Dataset rows describing interfaces:

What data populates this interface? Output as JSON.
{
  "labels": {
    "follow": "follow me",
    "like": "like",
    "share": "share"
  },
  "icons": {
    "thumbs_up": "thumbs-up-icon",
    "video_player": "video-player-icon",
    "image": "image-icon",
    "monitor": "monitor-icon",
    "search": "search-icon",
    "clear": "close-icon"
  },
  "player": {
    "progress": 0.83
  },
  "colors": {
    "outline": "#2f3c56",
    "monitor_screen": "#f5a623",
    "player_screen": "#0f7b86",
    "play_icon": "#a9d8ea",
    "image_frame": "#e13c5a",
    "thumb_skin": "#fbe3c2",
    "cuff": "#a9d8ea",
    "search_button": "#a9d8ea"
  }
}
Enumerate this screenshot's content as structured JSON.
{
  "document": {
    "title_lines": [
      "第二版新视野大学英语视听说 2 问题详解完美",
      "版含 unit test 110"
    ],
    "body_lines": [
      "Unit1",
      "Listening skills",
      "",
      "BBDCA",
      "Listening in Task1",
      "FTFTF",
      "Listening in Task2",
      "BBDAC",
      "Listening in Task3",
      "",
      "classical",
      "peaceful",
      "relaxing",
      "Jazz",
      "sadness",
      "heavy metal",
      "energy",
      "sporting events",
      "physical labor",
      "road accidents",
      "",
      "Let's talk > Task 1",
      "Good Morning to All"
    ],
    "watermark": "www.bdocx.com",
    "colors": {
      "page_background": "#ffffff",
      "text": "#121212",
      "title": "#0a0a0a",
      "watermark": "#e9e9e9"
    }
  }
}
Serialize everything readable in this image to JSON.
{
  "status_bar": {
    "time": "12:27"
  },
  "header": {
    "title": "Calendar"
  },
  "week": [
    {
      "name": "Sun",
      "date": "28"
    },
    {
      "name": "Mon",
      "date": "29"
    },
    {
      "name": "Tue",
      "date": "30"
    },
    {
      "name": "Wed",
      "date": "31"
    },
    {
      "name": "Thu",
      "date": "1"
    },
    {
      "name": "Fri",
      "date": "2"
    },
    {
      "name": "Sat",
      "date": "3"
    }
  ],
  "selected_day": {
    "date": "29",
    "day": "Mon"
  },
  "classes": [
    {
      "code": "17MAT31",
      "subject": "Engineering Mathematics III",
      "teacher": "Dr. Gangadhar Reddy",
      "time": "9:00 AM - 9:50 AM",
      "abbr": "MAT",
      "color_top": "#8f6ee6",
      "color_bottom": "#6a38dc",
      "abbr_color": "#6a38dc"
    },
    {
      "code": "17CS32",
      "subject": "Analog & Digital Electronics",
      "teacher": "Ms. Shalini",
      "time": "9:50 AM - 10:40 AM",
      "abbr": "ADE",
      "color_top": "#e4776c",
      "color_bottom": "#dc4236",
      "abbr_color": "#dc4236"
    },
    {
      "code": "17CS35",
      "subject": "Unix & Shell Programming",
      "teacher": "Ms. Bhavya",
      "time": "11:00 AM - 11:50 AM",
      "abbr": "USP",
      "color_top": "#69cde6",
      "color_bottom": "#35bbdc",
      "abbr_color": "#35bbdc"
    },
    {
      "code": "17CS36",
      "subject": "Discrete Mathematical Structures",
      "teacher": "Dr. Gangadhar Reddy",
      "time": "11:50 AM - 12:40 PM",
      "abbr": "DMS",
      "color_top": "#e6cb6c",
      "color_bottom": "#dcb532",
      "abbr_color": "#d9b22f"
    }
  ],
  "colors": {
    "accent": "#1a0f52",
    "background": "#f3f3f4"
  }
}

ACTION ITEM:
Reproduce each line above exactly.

RESULT:
What data populates this interface? Output as JSON.
{
  "labels": {
    "follow": "follow me",
    "like": "like",
    "share": "share"
  },
  "icons": {
    "thumbs_up": "thumbs-up-icon",
    "video_player": "video-player-icon",
    "image": "image-icon",
    "monitor": "monitor-icon",
    "search": "search-icon",
    "clear": "close-icon"
  },
  "player": {
    "progress": 0.83
  },
  "colors": {
    "outline": "#2f3c56",
    "monitor_screen": "#f5a623",
    "player_screen": "#0f7b86",
    "play_icon": "#a9d8ea",
    "image_frame": "#e13c5a",
    "thumb_skin": "#fbe3c2",
    "cuff": "#a9d8ea",
    "search_button": "#a9d8ea"
  }
}
Enumerate this screenshot's content as structured JSON.
{
  "document": {
    "title_lines": [
      "第二版新视野大学英语视听说 2 问题详解完美",
      "版含 unit test 110"
    ],
    "body_lines": [
      "Unit1",
      "Listening skills",
      "",
      "BBDCA",
      "Listening in Task1",
      "FTFTF",
      "Listening in Task2",
      "BBDAC",
      "Listening in Task3",
      "",
      "classical",
      "peaceful",
      "relaxing",
      "Jazz",
      "sadness",
      "heavy metal",
      "energy",
      "sporting events",
      "physical labor",
      "road accidents",
      "",
      "Let's talk > Task 1",
      "Good Morning to All"
    ],
    "watermark": "www.bdocx.com",
    "colors": {
      "page_background": "#ffffff",
      "text": "#121212",
      "title": "#0a0a0a",
      "watermark": "#e9e9e9"
    }
  }
}
Serialize everything readable in this image to JSON.
{
  "status_bar": {
    "time": "12:27"
  },
  "header": {
    "title": "Calendar"
  },
  "week": [
    {
      "name": "Sun",
      "date": "28"
    },
    {
      "name": "Mon",
      "date": "29"
    },
    {
      "name": "Tue",
      "date": "30"
    },
    {
      "name": "Wed",
      "date": "31"
    },
    {
      "name": "Thu",
      "date": "1"
    },
    {
      "name": "Fri",
      "date": "2"
    },
    {
      "name": "Sat",
      "date": "3"
    }
  ],
  "selected_day": {
    "date": "29",
    "day": "Mon"
  },
  "classes": [
    {
      "code": "17MAT31",
      "subject": "Engineering Mathematics III",
      "teacher": "Dr. Gangadhar Reddy",
      "time": "9:00 AM - 9:50 AM",
      "abbr": "MAT",
      "color_top": "#8f6ee6",
      "color_bottom": "#6a38dc",
      "abbr_color": "#6a38dc"
    },
    {
      "code": "17CS32",
      "subject": "Analog & Digital Electronics",
      "teacher": "Ms. Shalini",
      "time": "9:50 AM - 10:40 AM",
      "abbr": "ADE",
      "color_top": "#e4776c",
      "color_bottom": "#dc4236",
      "abbr_color": "#dc4236"
    },
    {
      "code": "17CS35",
      "subject": "Unix & Shell Programming",
      "teacher": "Ms. Bhavya",
      "time": "11:00 AM - 11:50 AM",
      "abbr": "USP",
      "color_top": "#69cde6",
      "color_bottom": "#35bbdc",
      "abbr_color": "#35bbdc"
    },
    {
      "code": "17CS36",
      "subject": "Discrete Mathematical Structures",
      "teacher": "Dr. Gangadhar Reddy",
      "time": "11:50 AM - 12:40 PM",
      "abbr": "DMS",
      "color_top": "#e6cb6c",
      "color_bottom": "#dcb532",
      "abbr_color": "#d9b22f"
    }
  ],
  "colors": {
    "accent": "#1a0f52",
    "background": "#f3f3f4"
  }
}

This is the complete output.